A little girl with her elder brother.
- Elder means being older than others.
An example of elder used as an adjective is in the phrase "the elder member of the family," which means the oldest member of the family.
- The definition of an elder is an older person or an ancestor.
An example of an elder is a 95 year old man.
- born or brought forth earlier than another or others; exceeding another in age; senior; older
- Obsolete of longer standing or superior rank, position, validity, etc.
- Now Rare earlier; former; ancient
Origin of elderMiddle English ; from Old English (Mercian) eldra, ældra, comparative ; from base of ald, eald, old
- an older person
- an aged person
- a forefather; ancestor; predecessor
- an older person with some authority or dignity in a tribe or community
- an officer in an early Christian church
- in some Protestant churches, a minister; also, a member appointed to the ruling body who may also assist at Communion
- ☆ Mormon Ch. a member of the Melchizedek priesthood
- any of a genus (Sambucus) of shrubs and small trees of the honeysuckle family, with compound leaves and flat-topped clusters of small white flowers followed by red or purple berries
- any of various unrelated plants, as the box elder or the marsh elder
Origin of elderMiddle English ellerne and amp; (with intrusive -d- as in alder) eldore ; from Old English ellern, ellen, akin to Middle Low German ellern, eldern ; from Indo-European base an unverified form el- from source elm, alder, Classical Latin alnus, elder
- Greater than another in age or seniority.
- Archaic Superior to another or others, as in rank.
- An older person.
- An older, influential member of a family, tribe, or community.
- One of the governing officers of a church, often having pastoral or teaching functions.
- Mormon Church A member of the higher order of priesthood.
Origin of elderMiddle English eldre, from Old English eldra; see al-2 in Indo-European roots.
Origin of elderMiddle English eldre, from Old English ellærn.
The normal comparative of old is older. The irregular form elder is sometimes used with family members, but otherwise rare (except in fixed expressions such as elder statesman). Elder is generally limited to attributive position (my elder brother) and does not occur in predicative position (*my brother is elder).
- An older person or an older member, usually a leader, of some community.
- We were presented to the village elder.
- One who is older than another.
- Respect your elders.
- One who lived at an earlier period; a predecessor.

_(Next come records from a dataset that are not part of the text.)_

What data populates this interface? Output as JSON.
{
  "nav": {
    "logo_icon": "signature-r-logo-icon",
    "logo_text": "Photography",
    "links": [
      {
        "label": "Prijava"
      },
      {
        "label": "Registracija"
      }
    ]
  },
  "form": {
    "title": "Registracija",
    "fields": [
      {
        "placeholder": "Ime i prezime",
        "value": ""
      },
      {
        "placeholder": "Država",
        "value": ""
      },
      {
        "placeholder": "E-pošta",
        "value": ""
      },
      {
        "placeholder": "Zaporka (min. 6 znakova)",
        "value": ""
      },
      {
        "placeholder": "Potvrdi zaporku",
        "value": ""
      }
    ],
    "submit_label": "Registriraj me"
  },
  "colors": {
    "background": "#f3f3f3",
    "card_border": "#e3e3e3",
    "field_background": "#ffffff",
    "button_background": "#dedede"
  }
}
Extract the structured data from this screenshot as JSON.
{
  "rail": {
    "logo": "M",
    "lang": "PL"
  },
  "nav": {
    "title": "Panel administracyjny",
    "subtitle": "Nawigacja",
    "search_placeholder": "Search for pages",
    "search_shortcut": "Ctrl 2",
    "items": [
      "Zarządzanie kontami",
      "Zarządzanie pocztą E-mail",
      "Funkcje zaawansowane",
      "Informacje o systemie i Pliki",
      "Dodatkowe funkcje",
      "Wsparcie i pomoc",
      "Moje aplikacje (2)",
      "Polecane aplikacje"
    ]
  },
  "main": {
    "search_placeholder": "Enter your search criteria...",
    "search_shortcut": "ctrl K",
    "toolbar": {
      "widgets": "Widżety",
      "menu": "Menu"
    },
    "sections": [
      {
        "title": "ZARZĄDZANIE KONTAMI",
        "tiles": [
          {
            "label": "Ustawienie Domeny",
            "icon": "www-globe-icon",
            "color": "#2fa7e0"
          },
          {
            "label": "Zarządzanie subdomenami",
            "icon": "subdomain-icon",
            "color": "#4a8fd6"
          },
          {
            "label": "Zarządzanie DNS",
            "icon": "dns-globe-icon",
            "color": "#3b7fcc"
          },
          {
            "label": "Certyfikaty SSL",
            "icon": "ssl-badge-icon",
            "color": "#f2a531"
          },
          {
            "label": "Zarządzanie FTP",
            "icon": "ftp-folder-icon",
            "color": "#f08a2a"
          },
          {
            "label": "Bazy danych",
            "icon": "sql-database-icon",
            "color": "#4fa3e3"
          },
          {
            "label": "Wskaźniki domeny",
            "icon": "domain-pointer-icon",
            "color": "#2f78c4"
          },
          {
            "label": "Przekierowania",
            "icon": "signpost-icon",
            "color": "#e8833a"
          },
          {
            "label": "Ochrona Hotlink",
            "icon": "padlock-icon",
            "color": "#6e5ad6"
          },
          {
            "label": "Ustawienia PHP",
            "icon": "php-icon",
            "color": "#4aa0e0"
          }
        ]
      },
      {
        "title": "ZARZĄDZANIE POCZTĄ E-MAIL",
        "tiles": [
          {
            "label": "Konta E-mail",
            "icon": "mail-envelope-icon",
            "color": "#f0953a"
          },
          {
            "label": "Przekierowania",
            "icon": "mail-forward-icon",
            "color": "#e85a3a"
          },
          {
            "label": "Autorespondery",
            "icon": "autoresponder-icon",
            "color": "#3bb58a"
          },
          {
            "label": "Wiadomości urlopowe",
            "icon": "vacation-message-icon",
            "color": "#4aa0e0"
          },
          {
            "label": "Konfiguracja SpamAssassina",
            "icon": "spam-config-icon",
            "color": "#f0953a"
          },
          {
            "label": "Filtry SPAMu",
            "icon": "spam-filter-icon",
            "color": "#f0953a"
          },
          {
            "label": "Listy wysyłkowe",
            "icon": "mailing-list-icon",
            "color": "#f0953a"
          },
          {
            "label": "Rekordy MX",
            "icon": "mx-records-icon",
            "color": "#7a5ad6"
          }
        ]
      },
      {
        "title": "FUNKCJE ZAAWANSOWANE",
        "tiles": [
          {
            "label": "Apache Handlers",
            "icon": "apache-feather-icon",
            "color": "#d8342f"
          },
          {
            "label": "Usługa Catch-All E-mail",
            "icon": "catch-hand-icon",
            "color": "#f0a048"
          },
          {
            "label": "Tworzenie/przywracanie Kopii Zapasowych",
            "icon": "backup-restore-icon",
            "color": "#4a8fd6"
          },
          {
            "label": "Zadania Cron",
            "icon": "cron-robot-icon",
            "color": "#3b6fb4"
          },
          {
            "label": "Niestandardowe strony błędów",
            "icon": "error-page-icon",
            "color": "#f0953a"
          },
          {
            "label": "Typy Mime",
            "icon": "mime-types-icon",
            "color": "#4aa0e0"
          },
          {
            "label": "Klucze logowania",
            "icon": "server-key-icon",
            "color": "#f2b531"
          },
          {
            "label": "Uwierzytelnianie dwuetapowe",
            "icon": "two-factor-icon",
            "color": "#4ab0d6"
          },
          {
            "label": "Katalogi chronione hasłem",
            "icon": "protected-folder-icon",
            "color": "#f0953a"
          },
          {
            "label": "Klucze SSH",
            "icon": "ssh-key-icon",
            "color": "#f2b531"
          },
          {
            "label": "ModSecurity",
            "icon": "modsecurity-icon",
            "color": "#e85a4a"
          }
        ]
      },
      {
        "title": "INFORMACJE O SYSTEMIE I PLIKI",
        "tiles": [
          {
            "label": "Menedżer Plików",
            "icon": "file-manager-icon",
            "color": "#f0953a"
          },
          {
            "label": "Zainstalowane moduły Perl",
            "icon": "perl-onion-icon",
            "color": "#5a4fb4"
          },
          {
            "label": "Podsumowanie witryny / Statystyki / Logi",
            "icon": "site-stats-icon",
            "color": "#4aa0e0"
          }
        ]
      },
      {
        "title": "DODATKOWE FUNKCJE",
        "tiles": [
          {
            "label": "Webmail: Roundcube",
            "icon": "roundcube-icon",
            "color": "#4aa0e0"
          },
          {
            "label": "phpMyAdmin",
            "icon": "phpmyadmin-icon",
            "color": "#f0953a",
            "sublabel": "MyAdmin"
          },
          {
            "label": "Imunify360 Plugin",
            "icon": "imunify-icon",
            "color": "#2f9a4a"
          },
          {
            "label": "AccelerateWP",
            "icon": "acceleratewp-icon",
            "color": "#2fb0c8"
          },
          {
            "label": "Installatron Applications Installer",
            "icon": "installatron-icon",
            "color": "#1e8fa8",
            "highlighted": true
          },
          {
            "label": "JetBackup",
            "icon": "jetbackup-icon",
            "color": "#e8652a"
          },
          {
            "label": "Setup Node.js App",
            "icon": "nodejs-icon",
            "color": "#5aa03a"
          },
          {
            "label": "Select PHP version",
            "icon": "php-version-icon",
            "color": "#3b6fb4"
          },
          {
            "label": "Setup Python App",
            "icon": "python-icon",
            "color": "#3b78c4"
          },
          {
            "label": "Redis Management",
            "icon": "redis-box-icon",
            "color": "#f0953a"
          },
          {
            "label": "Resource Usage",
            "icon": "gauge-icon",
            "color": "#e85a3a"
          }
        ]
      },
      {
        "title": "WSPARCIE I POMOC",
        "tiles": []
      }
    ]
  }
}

- An officer of a church, sometimes having teaching responsibilities.
- A clergyman authorized to administer all the sacraments.
- a travelling elder
- (US, Mormonism) One ordained to the lowest office in the Melchizedek priesthood.
- After being a member of the Church for a while, Bill was ordained to the office of elder.
- Jack had been an elder for only a few days when he received a new calling.
- (US, Mormonism) Male missionary, title for a male missionary; title for a general authority.
- The elders are coming over for dinner tonight.
- One of the long-time leaders in the Church is Elder Packer.
- (paganism and Heathenry) A pagan or Heathen priest or priestess.
From Middle English eldre, eller, from Old English ellærn, from Proto-Germanic *el(d)ernaz (confer Low German Elhorn, Elloorn), adjectival from Proto-Indo-European *h₁edʰ-l-i 'spruce, fir' (compare Middle Irish aidlen 'silver fir', Latin ebulus (“dwarf elder”), Old Prussian addle 'fir', Czech jedle 'silver fir', Ancient Greek ἐλάτη (elate, “silver fir”)
Variant of old
adjectiveolder or elder, oldest or eldest
- having lived or been in existence for a long time; aged
- of, like, or characteristic of aged people; specif., mature in judgment, wise, etc.
- of a certain or specified age or duration: a child ten years old
- made or produced some time ago; not new
- familiar or known from the past; accustomed: up to his old tricks
- designating the form of a language in its earliest attested stage: Old English
- having been in use for a long time; worn out by age or use; shabby
- that was at one time; former: my old teacher
- having had long experience or practice: an old hand at this work
- belonging to the remote past; having existed long ago; ancient: an old civilization
- dating or continuing from some period long before the present; of long standing: an old tradition
- designating the earlier or earliest of two or more: the Old World
- Informal dear: a term of affection or cordiality: old boy
- Informal tiresome, annoying, etc., esp. as a result of repetition or monotony: their incessant chatter has gotten old
- Geol. having reached the stage of greatly decreased activity or showing extensive reduction of topographical form: said of streams, mountain ranges, etc.
Origin of oldMiddle English ; from Old English (Anglian) ald, West Saxon eald, akin to German alt ; from Indo-European base an unverified form al-, to grow from source Classical Latin altus, old, alere, to nourish: basic sense “grown”
- time long past; yore: days of old
- a person of a specified age: used in hyphenated compounds: a six-year-old
- something old: with the
- old people: often with the